**** Data

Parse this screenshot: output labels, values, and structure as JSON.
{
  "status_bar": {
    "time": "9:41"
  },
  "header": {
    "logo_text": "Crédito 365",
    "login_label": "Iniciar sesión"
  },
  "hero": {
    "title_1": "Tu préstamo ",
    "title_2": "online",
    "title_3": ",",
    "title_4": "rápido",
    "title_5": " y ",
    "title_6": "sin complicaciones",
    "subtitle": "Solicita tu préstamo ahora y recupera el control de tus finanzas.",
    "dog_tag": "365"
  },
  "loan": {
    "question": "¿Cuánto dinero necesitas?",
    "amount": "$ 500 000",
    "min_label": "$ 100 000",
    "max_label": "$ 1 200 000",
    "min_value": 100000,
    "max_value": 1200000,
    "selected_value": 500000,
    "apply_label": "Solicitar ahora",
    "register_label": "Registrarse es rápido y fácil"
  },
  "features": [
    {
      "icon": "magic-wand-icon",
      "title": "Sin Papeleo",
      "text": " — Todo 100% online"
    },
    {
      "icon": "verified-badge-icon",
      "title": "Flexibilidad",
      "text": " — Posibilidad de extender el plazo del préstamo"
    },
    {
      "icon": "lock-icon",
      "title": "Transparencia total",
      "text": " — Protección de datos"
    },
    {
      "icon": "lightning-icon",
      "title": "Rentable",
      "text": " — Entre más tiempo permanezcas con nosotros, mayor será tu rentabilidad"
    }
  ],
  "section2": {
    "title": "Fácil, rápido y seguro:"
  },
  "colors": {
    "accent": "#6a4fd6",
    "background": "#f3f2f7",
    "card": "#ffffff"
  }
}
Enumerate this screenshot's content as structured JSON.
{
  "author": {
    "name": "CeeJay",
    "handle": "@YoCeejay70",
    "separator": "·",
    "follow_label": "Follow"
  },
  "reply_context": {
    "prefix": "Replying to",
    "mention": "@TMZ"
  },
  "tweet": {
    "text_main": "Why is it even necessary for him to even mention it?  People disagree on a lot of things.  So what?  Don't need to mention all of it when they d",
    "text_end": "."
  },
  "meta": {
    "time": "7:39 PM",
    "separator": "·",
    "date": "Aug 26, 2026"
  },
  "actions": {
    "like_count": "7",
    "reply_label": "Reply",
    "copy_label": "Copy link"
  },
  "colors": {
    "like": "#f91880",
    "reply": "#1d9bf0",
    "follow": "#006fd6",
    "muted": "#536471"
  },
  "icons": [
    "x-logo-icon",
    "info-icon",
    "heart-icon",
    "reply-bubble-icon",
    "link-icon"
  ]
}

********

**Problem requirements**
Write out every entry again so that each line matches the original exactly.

**Expected answer**
Parse this screenshot: output labels, values, and structure as JSON.
{
  "status_bar": {
    "time": "9:41"
  },
  "header": {
    "logo_text": "Crédito 365",
    "login_label": "Iniciar sesión"
  },
  "hero": {
    "title_1": "Tu préstamo ",
    "title_2": "online",
    "title_3": ",",
    "title_4": "rápido",
    "title_5": " y ",
    "title_6": "sin complicaciones",
    "subtitle": "Solicita tu préstamo ahora y recupera el control de tus finanzas.",
    "dog_tag": "365"
  },
  "loan": {
    "question": "¿Cuánto dinero necesitas?",
    "amount": "$ 500 000",
    "min_label": "$ 100 000",
    "max_label": "$ 1 200 000",
    "min_value": 100000,
    "max_value": 1200000,
    "selected_value": 500000,
    "apply_label": "Solicitar ahora",
    "register_label": "Registrarse es rápido y fácil"
  },
  "features": [
    {
      "icon": "magic-wand-icon",
      "title": "Sin Papeleo",
      "text": " — Todo 100% online"
    },
    {
      "icon": "verified-badge-icon",
      "title": "Flexibilidad",
      "text": " — Posibilidad de extender el plazo del préstamo"
    },
    {
      "icon": "lock-icon",
      "title": "Transparencia total",
      "text": " — Protección de datos"
    },
    {
      "icon": "lightning-icon",
      "title": "Rentable",
      "text": " — Entre más tiempo permanezcas con nosotros, mayor será tu rentabilidad"
    }
  ],
  "section2": {
    "title": "Fácil, rápido y seguro:"
  },
  "colors": {
    "accent": "#6a4fd6",
    "background": "#f3f2f7",
    "card": "#ffffff"
  }
}
Enumerate this screenshot's content as structured JSON.
{
  "author": {
    "name": "CeeJay",
    "handle": "@YoCeejay70",
    "separator": "·",
    "follow_label": "Follow"
  },
  "reply_context": {
    "prefix": "Replying to",
    "mention": "@TMZ"
  },
  "tweet": {
    "text_main": "Why is it even necessary for him to even mention it?  People disagree on a lot of things.  So what?  Don't need to mention all of it when they d",
    "text_end": "."
  },
  "meta": {
    "time": "7:39 PM",
    "separator": "·",
    "date": "Aug 26, 2026"
  },
  "actions": {
    "like_count": "7",
    "reply_label": "Reply",
    "copy_label": "Copy link"
  },
  "colors": {
    "like": "#f91880",
    "reply": "#1d9bf0",
    "follow": "#006fd6",
    "muted": "#536471"
  },
  "icons": [
    "x-logo-icon",
    "info-icon",
    "heart-icon",
    "reply-bubble-icon",
    "link-icon"
  ]
}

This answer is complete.